Records contained in a dataset
------------------------------
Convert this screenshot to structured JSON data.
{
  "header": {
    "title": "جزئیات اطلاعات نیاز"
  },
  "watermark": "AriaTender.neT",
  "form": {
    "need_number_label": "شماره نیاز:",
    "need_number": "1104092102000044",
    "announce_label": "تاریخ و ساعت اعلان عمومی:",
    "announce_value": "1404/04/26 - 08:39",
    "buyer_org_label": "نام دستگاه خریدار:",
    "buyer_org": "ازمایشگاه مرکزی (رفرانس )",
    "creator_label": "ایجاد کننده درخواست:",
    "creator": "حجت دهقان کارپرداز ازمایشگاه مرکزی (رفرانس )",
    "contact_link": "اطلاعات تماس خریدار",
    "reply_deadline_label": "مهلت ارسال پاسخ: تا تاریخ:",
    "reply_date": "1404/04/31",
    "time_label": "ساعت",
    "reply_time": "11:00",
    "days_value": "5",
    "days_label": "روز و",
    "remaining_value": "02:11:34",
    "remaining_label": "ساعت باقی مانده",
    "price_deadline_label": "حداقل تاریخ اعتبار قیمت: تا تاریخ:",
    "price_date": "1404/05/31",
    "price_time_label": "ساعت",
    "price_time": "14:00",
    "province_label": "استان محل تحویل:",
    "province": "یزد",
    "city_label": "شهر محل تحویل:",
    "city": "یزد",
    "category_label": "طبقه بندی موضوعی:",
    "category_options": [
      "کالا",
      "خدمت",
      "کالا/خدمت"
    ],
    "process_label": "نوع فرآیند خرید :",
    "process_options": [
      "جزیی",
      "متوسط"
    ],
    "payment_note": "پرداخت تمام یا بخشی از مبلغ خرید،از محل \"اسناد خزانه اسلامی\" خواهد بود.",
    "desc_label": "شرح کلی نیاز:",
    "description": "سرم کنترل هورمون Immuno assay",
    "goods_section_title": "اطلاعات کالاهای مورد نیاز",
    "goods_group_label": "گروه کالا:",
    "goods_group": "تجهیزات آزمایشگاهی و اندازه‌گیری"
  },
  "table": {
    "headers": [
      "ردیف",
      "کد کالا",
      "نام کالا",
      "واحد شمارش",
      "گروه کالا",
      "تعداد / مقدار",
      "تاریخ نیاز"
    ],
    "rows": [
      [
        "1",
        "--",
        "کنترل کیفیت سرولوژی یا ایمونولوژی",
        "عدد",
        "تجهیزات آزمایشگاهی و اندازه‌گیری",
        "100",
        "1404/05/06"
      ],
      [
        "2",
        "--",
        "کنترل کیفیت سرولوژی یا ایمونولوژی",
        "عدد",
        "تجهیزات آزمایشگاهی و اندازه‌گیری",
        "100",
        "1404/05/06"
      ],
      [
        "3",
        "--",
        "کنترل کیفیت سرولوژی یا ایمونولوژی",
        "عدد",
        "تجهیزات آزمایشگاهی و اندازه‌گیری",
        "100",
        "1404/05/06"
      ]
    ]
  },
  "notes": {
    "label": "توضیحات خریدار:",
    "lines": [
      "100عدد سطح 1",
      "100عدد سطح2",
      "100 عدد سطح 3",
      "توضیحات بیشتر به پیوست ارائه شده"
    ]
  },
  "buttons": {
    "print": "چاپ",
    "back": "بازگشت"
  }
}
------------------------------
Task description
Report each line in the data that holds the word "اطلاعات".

Result of this task
    "title": "جزئیات اطلاعات نیاز"
    "contact_link": "اطلاعات تماس خریدار",
    "goods_section_title": "اطلاعات کالاهای مورد نیاز",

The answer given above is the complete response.